People who have been traumatized are usually quite anxious. Although it may not be obvious, the body systems of trauma survivors may be working overtime. Their heart rate, blood pressure, and sweat response may be higher than nontraumatized survivors. They often have an exaggerated startle response; a sharp noise may cause them to jump, or a horn may result in a pounding heart or an involuntary “safety response,” such as ducking down or scrunching the head between the shoulders. Such people may become irritable or have a quick temper. Anger outbursts may lead to other problems, such as violence and child abuse. Some people resort to drugs or alcohol to manage the anxiety.
Any one of the above problems in isolation may not suggest the presence of either of the clinical disorders ASD or PTSD. If a number of problems are experienced, consultation with a mental health professional is strongly recommended to formally diagnose its presence and, more importantly, to obtain help in relieving symptoms.
Can Psychotherapy Help?
Psychotherapy for survivors of trauma with ASD or PTSD can help a person gain relief from many of the symptoms mentioned above. Most therapists agree that telling one’s story is central to feeling more in control. In addition, the earlier the survivor obtains help, the more likely serious problems can be averted or prevented. Cognitive behavior therapists have a practical focus with two fundamental goals: to decrease the anxiety or hyperarousal and to increase the connection the survivor has with family, friends, or the job setting (i.e., decrease avoidance). This is usually done in a gradual fashion.
Survivors are caught in a vicious cycle in which the memories and thoughts surrounding the traumatic event keep coming back. Because the survivor reacts to these with anxiety and, sometimes, horror, he or she pulls away from the thoughts and memories, thereby reinforcing the anxiety and pain by immediately removing the thoughts and memories. The survivor never really comes to understand or process the memory, because it is always cut off before the person can make sense of it. In cognitive behavior therapy, the individual is assisted in processing the memory in ways that make it tolerable. The memory will never be a happy one, but it will no longer cause intense physiological distress.
Cognitive behavior therapists try to make the symptoms understandable to the survivor. In the context of a caring and trusted relationship with the survivor, the therapist helps the survivor reduce the symptoms by using techniques like relaxation. Therapists also try to take away the power of the memories or flashbacks by having the survivor relive and re-experience them. Sometimes the therapist will explore the survivor’s thoughts about the traumatic incident and, where appropriate, help the survivor understand when his or her beliefs about the incident are contrary to reality.

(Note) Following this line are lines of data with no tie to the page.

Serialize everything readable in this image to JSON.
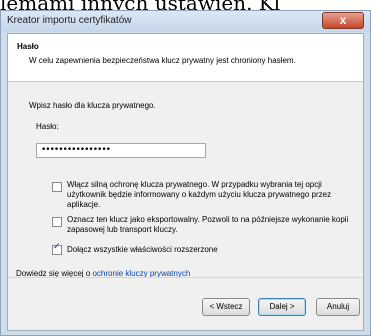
{
  "background": {
    "text": "lemami innych ustawień. Kl"
  },
  "window": {
    "title": "Kreator importu certyfikatów",
    "close_label": "x"
  },
  "header": {
    "title": "Hasło",
    "description": "W celu zapewnienia bezpieczeństwa klucz prywatny jest chroniony hasłem."
  },
  "form": {
    "prompt": "Wpisz hasło dla klucza prywatnego.",
    "password_label": "Hasło:",
    "password_value": "••••••••••••••••"
  },
  "options": [
    {
      "lines": [
        "Włącz silną ochronę klucza prywatnego. W przypadku wybrania tej opcji",
        "użytkownik będzie informowany o każdym użyciu klucza prywatnego przez",
        "aplikacje."
      ],
      "checked": false
    },
    {
      "lines": [
        "Oznacz ten klucz jako eksportowalny. Pozwoli to na późniejsze wykonanie kopii",
        "zapasowej lub transport kluczy."
      ],
      "checked": false
    },
    {
      "lines": [
        "Dołącz wszystkie właściwości rozszerzone"
      ],
      "checked": true
    }
  ],
  "learn_more": {
    "prefix": "Dowiedz się więcej o ",
    "link": "ochronie kluczy prywatnych"
  },
  "buttons": {
    "back": "< Wstecz",
    "next": "Dalej >",
    "cancel": "Anuluj"
  }
}
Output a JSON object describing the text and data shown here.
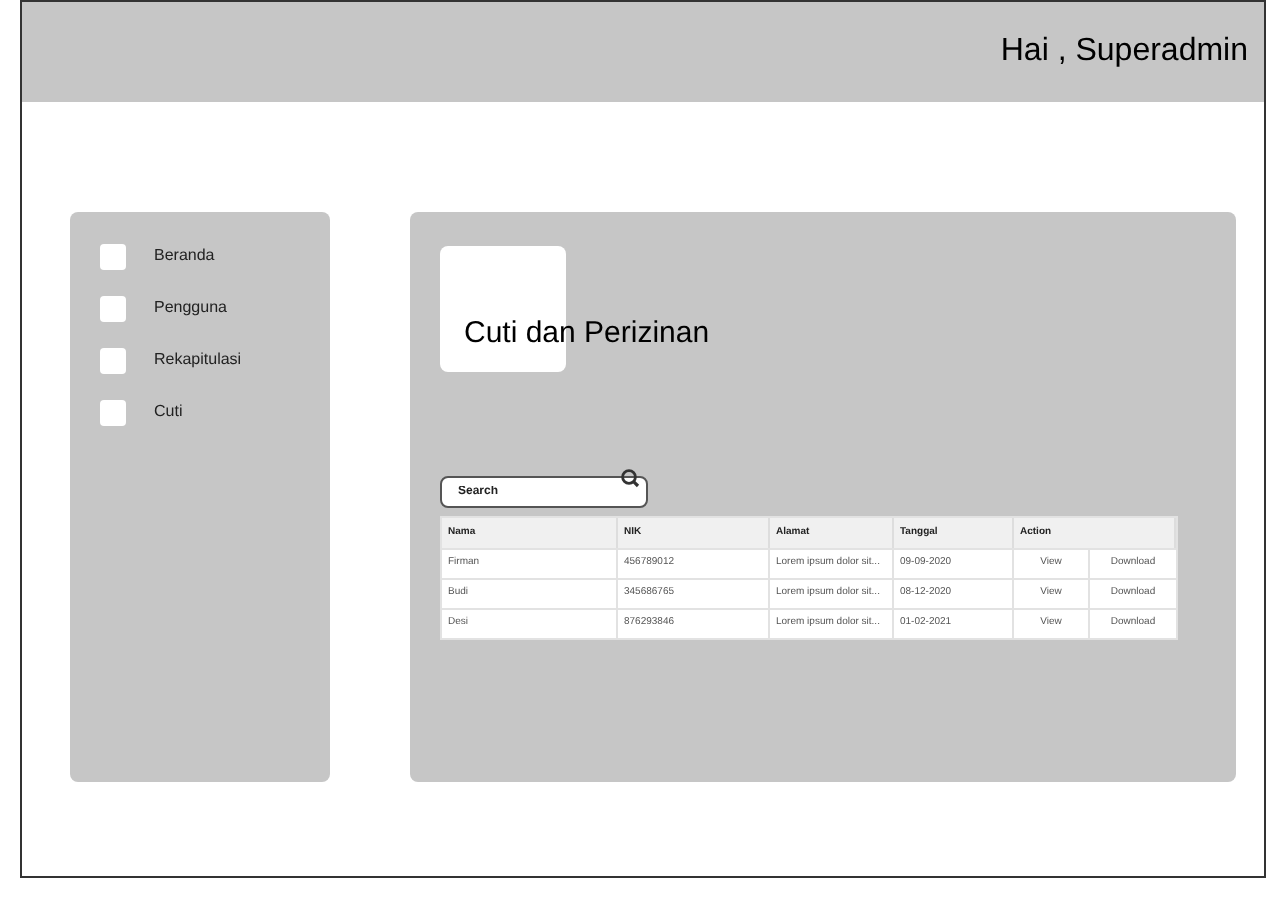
{
  "header": {
    "greeting": "Hai , Superadmin"
  },
  "sidebar": {
    "items": [
      {
        "label": "Beranda"
      },
      {
        "label": "Pengguna"
      },
      {
        "label": "Rekapitulasi"
      },
      {
        "label": "Cuti"
      }
    ]
  },
  "main": {
    "title": "Cuti dan Perizinan",
    "search": {
      "placeholder": "Search"
    },
    "table": {
      "columns": [
        "Nama",
        "NIK",
        "Alamat",
        "Tanggal",
        "Action"
      ],
      "rows": [
        {
          "cells": [
            "Firman",
            "456789012",
            "Lorem ipsum dolor sit...",
            "09-09-2020"
          ],
          "actions": [
            "View",
            "Download"
          ]
        },
        {
          "cells": [
            "Budi",
            "345686765",
            "Lorem ipsum dolor sit...",
            "08-12-2020"
          ],
          "actions": [
            "View",
            "Download"
          ]
        },
        {
          "cells": [
            "Desi",
            "876293846",
            "Lorem ipsum dolor sit...",
            "01-02-2021"
          ],
          "actions": [
            "View",
            "Download"
          ]
        }
      ]
    }
  }
}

Cognitive behavior therapists often teach additional skills, such as how to grieve, how to manage anger and rage, and how to socialize again, depending upon client needs. The ultimate goal is to reintegrate the survivor into his or her social structure.
Cognitive behavior therapists sometimes use techniques such as deep relaxation or hypnosis to help clients manage the fear and anxiety. Medication can be an appropriate adjunct to therapy for survivors of trauma, especially those for whom depression or anxiety is severe. Although most therapy is conducted on a weekly basis over the course of months on an outpatient basis, some people with more severe problems may choose to see a therapist more frequently or may benefit from a brief hospital stay to help them stabilize.
Survivors of trauma need not suffer in isolation. Professional therapy, cognitive behavior therapy in particular, can provide hope and practical ways of enjoying life again after the horror of a traumatic event.
Information supplied by the Association for Behavioral and Cognitive Therapies. PTSD Fact Sheet. (2010). Retrieved January 22, 2014 from http://www.abct.org/docs/dMembers/FactSheets/PTSD%200707.pdfPTSD Fact Sheet